#### Problem details
Please copy each line of the listing that includes the string "نگارش".

#### Input

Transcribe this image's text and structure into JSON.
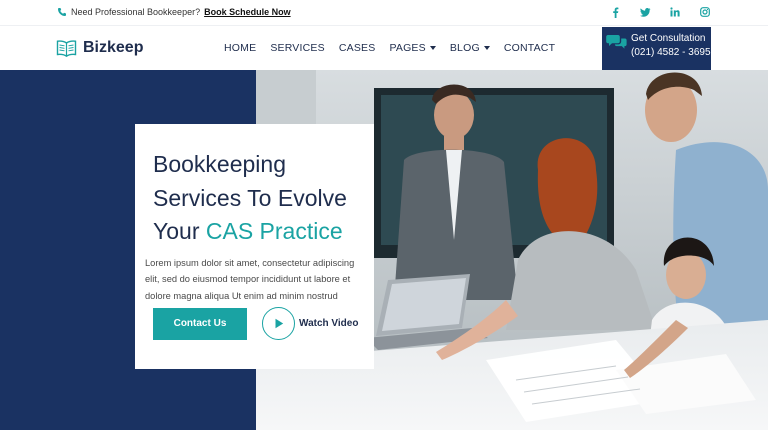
{
  "topbar": {
    "prompt_text": "Need Professional Bookkeeper?",
    "link_text": "Book Schedule Now",
    "socials": [
      "facebook-icon",
      "twitter-icon",
      "linkedin-icon",
      "instagram-icon"
    ]
  },
  "brand": {
    "name": "Bizkeep"
  },
  "nav": {
    "items": [
      {
        "label": "HOME",
        "has_dropdown": false
      },
      {
        "label": "SERVICES",
        "has_dropdown": false
      },
      {
        "label": "CASES",
        "has_dropdown": false
      },
      {
        "label": "PAGES",
        "has_dropdown": true
      },
      {
        "label": "BLOG",
        "has_dropdown": true
      },
      {
        "label": "CONTACT",
        "has_dropdown": false
      }
    ]
  },
  "consultation": {
    "title": "Get Consultation",
    "phone": "(021) 4582 - 3695"
  },
  "hero": {
    "headline_line1": "Bookkeeping",
    "headline_line2": "Services To Evolve",
    "headline_line3_prefix": "Your ",
    "headline_line3_accent": "CAS Practice",
    "description": "Lorem ipsum dolor sit amet, consectetur adipiscing elit, sed do eiusmod tempor incididunt ut labore et dolore magna aliqua Ut enim ad minim nostrud",
    "primary_button": "Contact Us",
    "video_button": "Watch Video"
  },
  "colors": {
    "navy": "#1a3262",
    "accent": "#1aa3a3",
    "white": "#ffffff"
  }
}
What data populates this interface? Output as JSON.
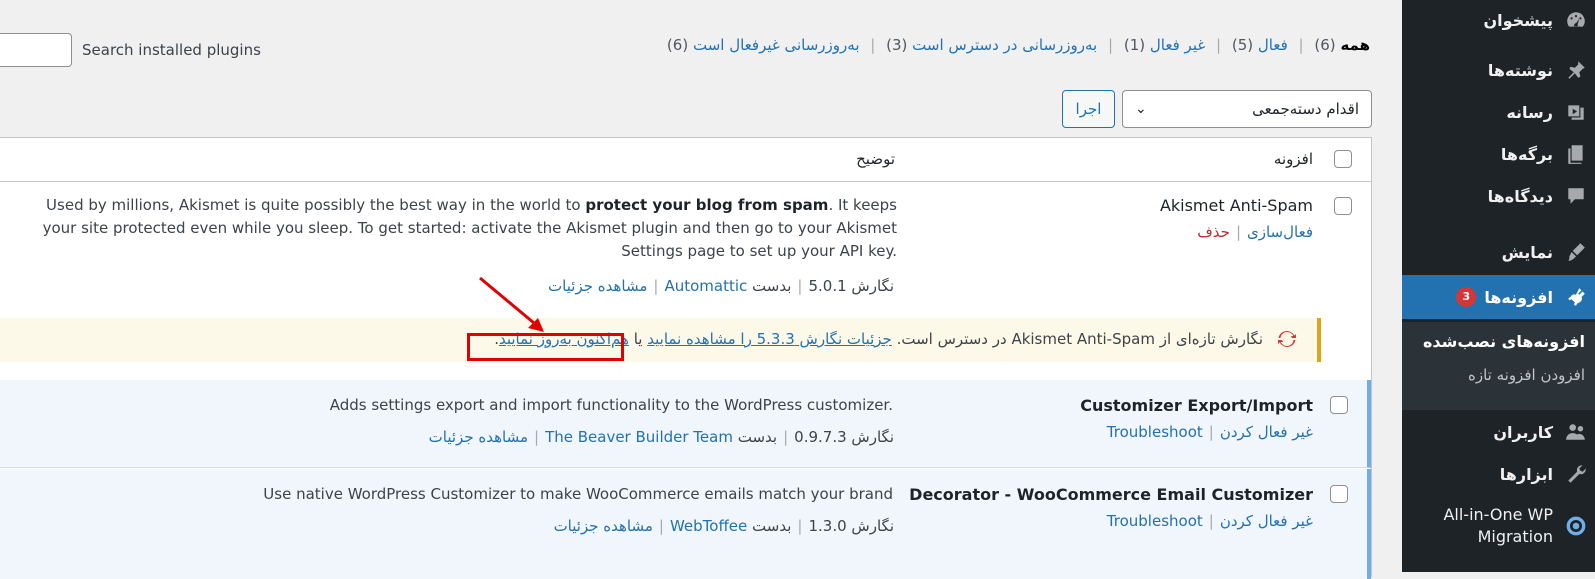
{
  "sidebar": {
    "items": [
      {
        "label": "پیشخوان",
        "icon": "dashboard-icon"
      },
      {
        "label": "نوشته‌ها",
        "icon": "pin-icon"
      },
      {
        "label": "رسانه",
        "icon": "media-icon"
      },
      {
        "label": "برگه‌ها",
        "icon": "pages-icon"
      },
      {
        "label": "دیدگاه‌ها",
        "icon": "comments-icon"
      },
      {
        "label": "نمایش",
        "icon": "appearance-icon"
      },
      {
        "label": "افزونه‌ها",
        "icon": "plugins-icon",
        "badge": "3"
      },
      {
        "label": "کاربران",
        "icon": "users-icon"
      },
      {
        "label": "ابزارها",
        "icon": "tools-icon"
      },
      {
        "label": "All-in-One WP Migration",
        "icon": "migration-icon"
      }
    ],
    "submenu": {
      "installed": "افزونه‌های نصب‌شده",
      "add_new": "افزودن افزونه تازه"
    }
  },
  "search": {
    "label": "Search installed plugins",
    "value": ""
  },
  "filters": {
    "all": "همه",
    "all_count": "(6)",
    "active": "فعال",
    "active_count": "(5)",
    "inactive": "غیر فعال",
    "inactive_count": "(1)",
    "update": "به‌روزرسانی در دسترس است",
    "update_count": "(3)",
    "auto_disabled": "به‌روزرسانی غیرفعال است",
    "auto_disabled_count": "(6)"
  },
  "bulk": {
    "selected": "اقدام دسته‌جمعی",
    "apply": "اجرا"
  },
  "table": {
    "col_plugin": "افزونه",
    "col_desc": "توضیح"
  },
  "plugins": [
    {
      "name": "Akismet Anti-Spam",
      "action1": "فعال‌سازی",
      "action2": "حذف",
      "desc_pre": "Used by millions, Akismet is quite possibly the best way in the world to ",
      "desc_bold": "protect your blog from spam",
      "desc_post": ". It keeps your site protected even while you sleep. To get started: activate the Akismet plugin and then go to your Akismet Settings page to set up your API key.",
      "version": "نگارش 5.0.1",
      "by": "بدست",
      "author": "Automattic",
      "details": "مشاهده جزئیات"
    },
    {
      "name": "Customizer Export/Import",
      "action1": "غیر فعال کردن",
      "action2": "Troubleshoot",
      "desc": "Adds settings export and import functionality to the WordPress customizer.",
      "version": "نگارش 0.9.7.3",
      "by": "بدست",
      "author": "The Beaver Builder Team",
      "details": "مشاهده جزئیات"
    },
    {
      "name": "Decorator - WooCommerce Email Customizer",
      "action1": "غیر فعال کردن",
      "action2": "Troubleshoot",
      "desc": "Use native WordPress Customizer to make WooCommerce emails match your brand",
      "version": "نگارش 1.3.0",
      "by": "بدست",
      "author": "WebToffee",
      "details": "مشاهده جزئیات"
    }
  ],
  "update_notice": {
    "text1": "نگارش تازه‌ای از Akismet Anti-Spam در دسترس است.",
    "link1": "جزئیات نگارش 5.3.3 را مشاهده نمایید",
    "text2": "یا",
    "link2": "هم‌اکنون به‌روز نمایید",
    "end": "."
  },
  "colors": {
    "accent": "#2271b1",
    "sidebar_bg": "#1d2327",
    "notice_border": "#dba617",
    "badge": "#d63638",
    "annotation": "#e00000"
  }
}
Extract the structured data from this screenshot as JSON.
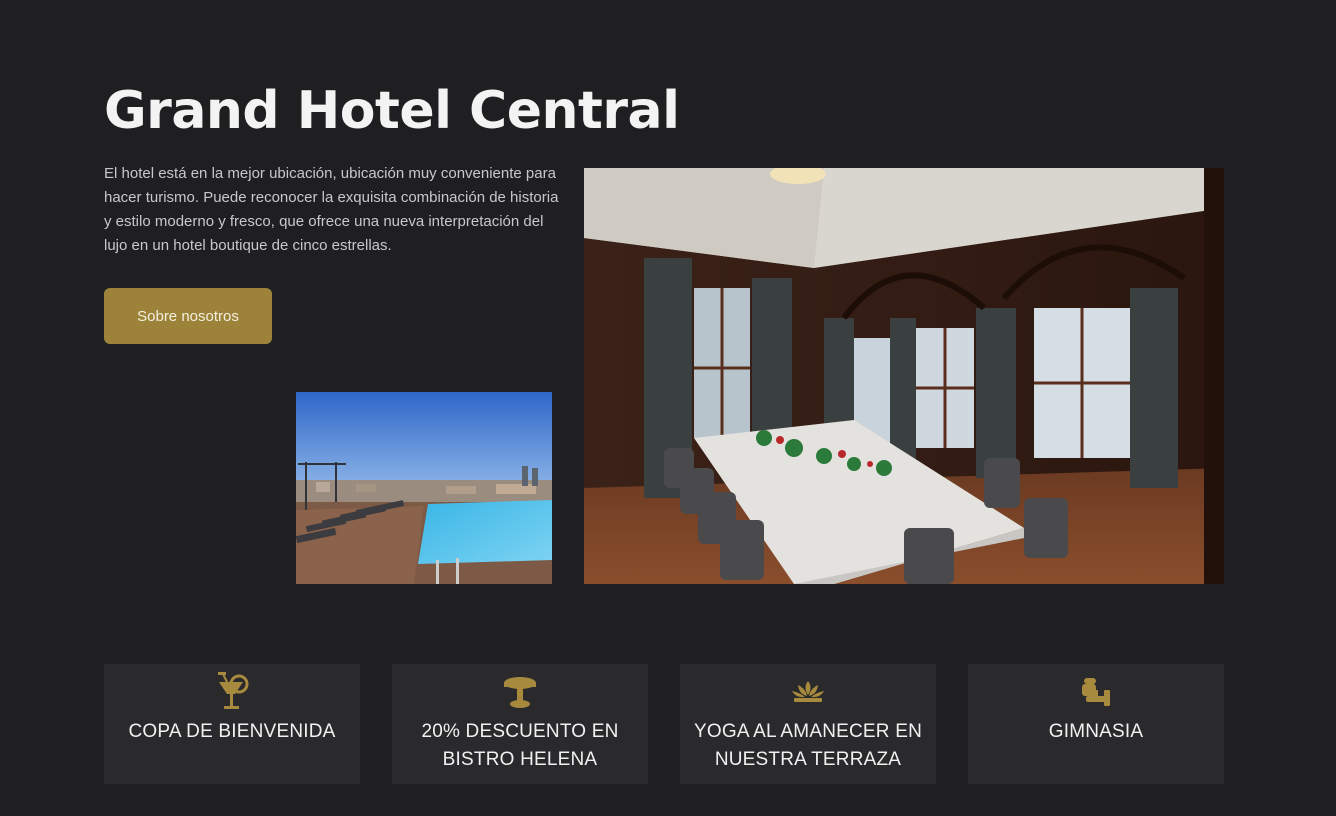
{
  "hero": {
    "title": "Grand Hotel Central",
    "description": "El hotel está en la mejor ubicación, ubicación muy conveniente para hacer turismo. Puede reconocer la exquisita combinación de historia y estilo moderno y fresco, que ofrece una nueva interpretación del lujo en un hotel boutique de cinco estrellas.",
    "button_label": "Sobre nosotros"
  },
  "images": {
    "pool": "rooftop-pool-photo",
    "dining": "dining-room-photo"
  },
  "amenities": [
    {
      "icon": "cocktail-icon",
      "label": "COPA DE BIENVENIDA"
    },
    {
      "icon": "bistro-table-icon",
      "label": "20% DESCUENTO EN BISTRO HELENA"
    },
    {
      "icon": "lotus-icon",
      "label": "YOGA AL AMANECER EN NUESTRA TERRAZA"
    },
    {
      "icon": "gym-icon",
      "label": "GIMNASIA"
    }
  ],
  "colors": {
    "background": "#1f1f21",
    "card": "#2a2a2d",
    "accent": "#9c8339",
    "text": "#ffffff"
  }
}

#### Written solution
      "version": "نگارش 5.0.1",
      "version": "نگارش 0.9.7.3",
      "version": "نگارش 1.3.0",
    "text1": "نگارش تازه‌ای از Akismet Anti-Spam در دسترس است.",
    "link1": "جزئیات نگارش 5.3.3 را مشاهده نمایید",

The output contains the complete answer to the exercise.